Currently, the Mets and the San Diego Padres are the only teams in major league baseball not to throw a no-hitter. The Padres retain the luxury of having been around seven years less than the Amazin’s, but that’s not saying much for them either. So, what is it that’s our beloved Mets back? Have they even come close? The answer is: yes, they have; on too many occasions one might even say. Here’s a quick rundown on a few of the Mets “one-hitters” throughout their history of which there are 35!
June 22, 1962 – Al Jackson versus Houston Colt ‘45s
July 9, 1969 – Tom Seaver versus Chicago Cubs (again in ’70, ’71, ’72 and ’77)
April 18, 1970 – Nolan Ryan versus Philadelphia Philllies
October 1, 1982 – Terry Leach versus Philadelphia Phillies
September 7, 1984 – Dwight Gooden versus Chicago Cubs
October 8, 2000 – Bobby Jones versus San Francisco Giants (NLDS)
June 15 and August 18, 2003 – Steve Trachsel versus Anaheim Angels/Colorado Rockies
August 13, 2010 – R.A. Dickey versus Philadelphia Phillies
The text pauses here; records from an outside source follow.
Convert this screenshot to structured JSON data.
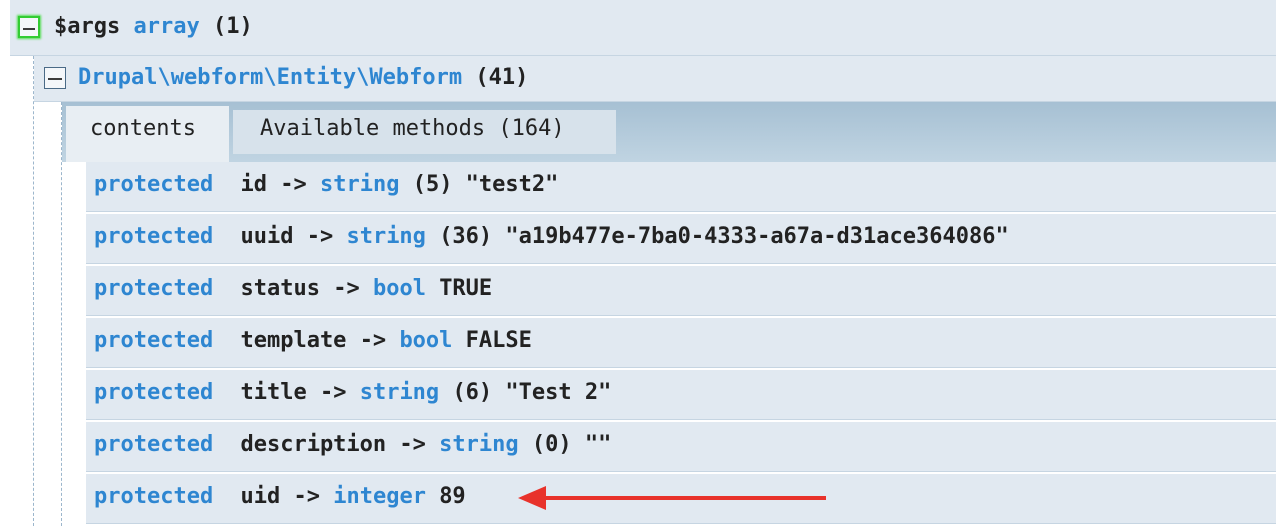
{
  "root": {
    "var_name": "$args",
    "type": "array",
    "count": "(1)"
  },
  "object": {
    "class_name": "Drupal\\webform\\Entity\\Webform",
    "count": "(41)"
  },
  "tabs": [
    {
      "label": "contents",
      "active": true
    },
    {
      "label": "Available methods (164)",
      "active": false
    }
  ],
  "properties": [
    {
      "visibility": "protected",
      "name": "id",
      "op": "->",
      "type": "string",
      "value": "(5) \"test2\""
    },
    {
      "visibility": "protected",
      "name": "uuid",
      "op": "->",
      "type": "string",
      "value": "(36) \"a19b477e-7ba0-4333-a67a-d31ace364086\""
    },
    {
      "visibility": "protected",
      "name": "status",
      "op": "->",
      "type": "bool",
      "value": "TRUE"
    },
    {
      "visibility": "protected",
      "name": "template",
      "op": "->",
      "type": "bool",
      "value": "FALSE"
    },
    {
      "visibility": "protected",
      "name": "title",
      "op": "->",
      "type": "string",
      "value": "(6) \"Test 2\""
    },
    {
      "visibility": "protected",
      "name": "description",
      "op": "->",
      "type": "string",
      "value": "(0) \"\""
    },
    {
      "visibility": "protected",
      "name": "uid",
      "op": "->",
      "type": "integer",
      "value": "89"
    }
  ],
  "colors": {
    "keyword": "#2e86d1",
    "row_bg": "#e1e9f1",
    "tab_bar": "#a6c0d3",
    "arrow": "#e8322b"
  },
  "annotation": {
    "icon": "red-arrow-icon",
    "points_to": "uid"
  }
}
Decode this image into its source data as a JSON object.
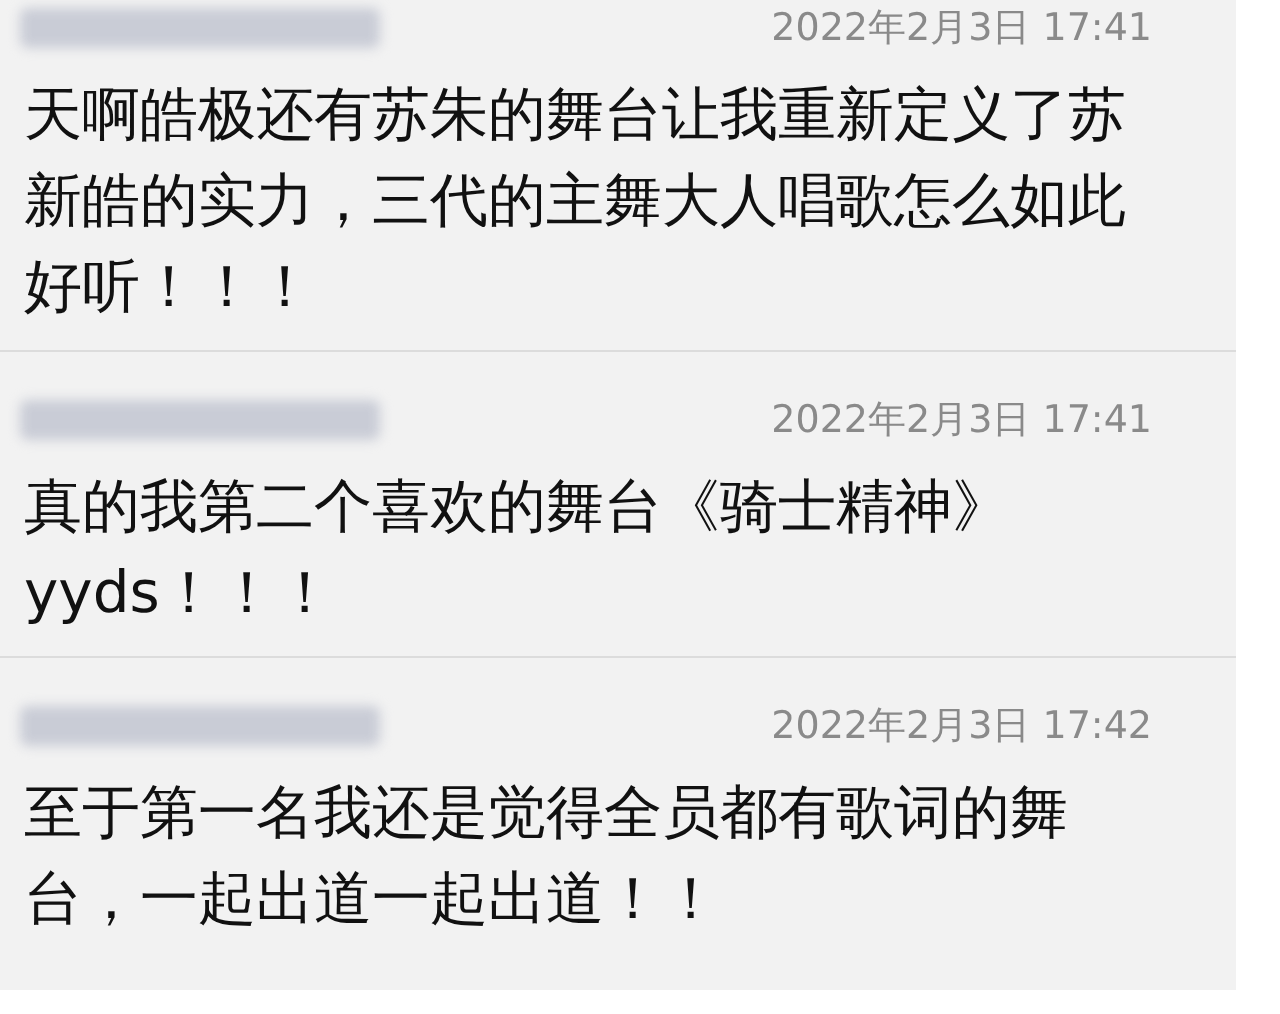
{
  "comments": [
    {
      "time": "2022年2月3日 17:41",
      "lines": [
        "天啊皓极还有苏朱的舞台让我重新定义了苏",
        "新皓的实力，三代的主舞大人唱歌怎么如此",
        "好听！！！"
      ]
    },
    {
      "time": "2022年2月3日 17:41",
      "lines": [
        "真的我第二个喜欢的舞台《骑士精神》",
        "yyds！！！"
      ]
    },
    {
      "time": "2022年2月3日 17:42",
      "lines": [
        "至于第一名我还是觉得全员都有歌词的舞",
        "台，一起出道一起出道！！"
      ]
    }
  ]
}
Every couple of years, the Mets get close to removing themselves from such an inauspicious club, but it never quite happens. Looking at the current Mets starting rotation, there is promise for them to land that elusive but well lauded pitching achievement. Both Jon Niese and R.A. Dickey have had recent one-hitters. Johan Santana, when healthy, is almost unstoppable. However, it’s hard to look at Mike Pelfrey , who may or may not be back, and Dillon Gee and go — these are our guys.
We also have to remember that a lot goes into a no-hitter. Of course, your pitcher having the night of his life is of great help. Fast pitches, strong control, and an even temper, but for every quality start by a pitcher he is still far reliant on his fielders to back him up and deliver not just the spectacular, over-the-fence grabs, but also that routine play up the middle. If Angel Pagan loses one in the sun, it’s no one’s fault but his, but that box score will record that hit and so will “one-hitter” history.
There’s no way to predict when, how, who, or where the Mets will get their very first no-no. Fifty years is a mighty long time to be without anything. Twenty-five years without a championship isn’t so fun either. On the bright side once a Mets pitcher leaves his Flushing confines he is wiped clean of the curse.; just ask Dwight Gooden, Mike Scott, Hideo Nomo, Tom Seaver and David Cone, all of whom pitched no-hitters AFTER leaving the Mets.
As for Jim Fregosi, remember him? He went on to his a solid .233 average for the two years he was with the Mets. it kind of balances things out when you consider Nolan Ryans’ 324 wins, 222 CG, 61 SHO, 5714 K and yes, 7 no-hitters.
Are the Mets cursed? On paper they are. Maybe they should just sacrifice a goat or something. Until then, follow Mets Today on Facebook for all the latest Mets updates, scoops and insight.
They lost _four_ Super Bowls in a row; they lost it to the Dallas Cowboys in both 1993 and 1994.
“Twenty-five years without a championship isn’t so fun either.”
Put it this way, Mets fans – when you last won a championship, 25 years ago, there were 26 teams. Now there’s 30. So it’s not like you’re way overdue or anything.